However, I also want to point out to the House and to anyone who may be watching that in response to the hon. member's allegations that the Prime Minister answered 10 questions, the Minister of Foreign Affairs answered 11 questions, and the Minister of National Defence answered only two out of the 23 questions posed by the official opposition, the report in question was a report issued to the Department of Foreign Affairs. So it is only appropriate that the minister responsible for foreign affairs take the majority of the questions.

The member is trying to imply by his line of questioning that the Minister of National Defence should have been the one standing up and fielding these questions when in fact the very report he is alluding to was a report given to the Department of Foreign Affairs.

I would suggest that what we have here, quite frankly, is the hon. member playing petty politics with an issue far too important to the lives of our Canadian troops and to the lives of Canadians in general to play this type of partisan politics game in this House.

We will be responding in due course, but I would suggest to the member opposite that the next time he tries to promote his own partisan politics on an issue of such importance, he do so in a manner that is a little more respectful.

Ministers' Responses Regarding Afghanistan
Privilege
Routine Proceedings

10:25 a.m.

Bloc

Pierre Paquette Joliette, QC

Mr. Speaker, in brief, I wish to join this debate to support the member for Mississauga South.
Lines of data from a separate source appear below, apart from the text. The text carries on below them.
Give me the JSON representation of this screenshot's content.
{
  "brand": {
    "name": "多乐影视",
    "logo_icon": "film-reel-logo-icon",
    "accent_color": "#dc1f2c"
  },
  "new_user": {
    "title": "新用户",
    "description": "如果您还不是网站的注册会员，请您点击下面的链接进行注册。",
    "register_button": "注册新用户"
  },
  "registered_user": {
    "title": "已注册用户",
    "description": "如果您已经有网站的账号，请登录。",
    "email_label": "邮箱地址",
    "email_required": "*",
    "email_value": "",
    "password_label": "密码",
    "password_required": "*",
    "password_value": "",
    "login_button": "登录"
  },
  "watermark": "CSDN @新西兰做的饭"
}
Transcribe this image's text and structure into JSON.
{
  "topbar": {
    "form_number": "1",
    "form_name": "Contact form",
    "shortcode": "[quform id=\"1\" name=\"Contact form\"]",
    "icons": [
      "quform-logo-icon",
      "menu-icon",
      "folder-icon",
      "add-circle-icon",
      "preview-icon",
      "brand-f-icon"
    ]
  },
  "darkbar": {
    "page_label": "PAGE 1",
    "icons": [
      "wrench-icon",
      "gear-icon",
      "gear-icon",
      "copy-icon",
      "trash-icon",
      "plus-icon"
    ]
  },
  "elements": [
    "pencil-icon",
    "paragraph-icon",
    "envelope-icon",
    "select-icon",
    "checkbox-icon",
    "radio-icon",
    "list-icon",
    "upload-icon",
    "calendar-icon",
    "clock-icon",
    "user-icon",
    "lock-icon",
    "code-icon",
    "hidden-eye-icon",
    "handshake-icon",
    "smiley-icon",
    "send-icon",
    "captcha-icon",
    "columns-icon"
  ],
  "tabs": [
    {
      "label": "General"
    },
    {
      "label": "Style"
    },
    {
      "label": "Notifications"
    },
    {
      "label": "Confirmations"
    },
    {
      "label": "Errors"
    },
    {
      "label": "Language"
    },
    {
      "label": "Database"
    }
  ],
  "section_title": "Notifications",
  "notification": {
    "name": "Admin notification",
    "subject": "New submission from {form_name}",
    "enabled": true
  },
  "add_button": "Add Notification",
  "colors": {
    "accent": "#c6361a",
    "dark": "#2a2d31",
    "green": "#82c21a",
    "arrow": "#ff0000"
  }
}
The Bloc Québécois also has the impression that parliamentary privilege has been breached by the attitude of the Minister of National Defence, who could not have been in the dark about what was happening in Afghan prisons. A report prepared by senior officials at Foreign Affairs and International Trade has been available since 2006. Therefore, it is a question either of incompetence—and in my opinion, of breach of parliamentary privilege—or of hiding the truth. The latter seems more plausible to me.

This morning in Le Devoir, a journalist spoke of the collective duplicity of the government. For example, after the Bloc Québécois asked 40 questions on what happened to Afghan detainees, we were given the impossible answer that it was all rumours and allegations, even though this report actually does exist.

The proof that the government and the Minister of National Defence acknowledge that we were right to ask these questions is that we were told yesterday that a verbal agreement with the Afghan authorities on the treatment of Afghan detainees was made between 3 and 4 o'clock.

Therefore I am also joining the debate and saying that the Minister of National Defence breached parliamentary privilege and therefore I am asking the Speaker to call him to order.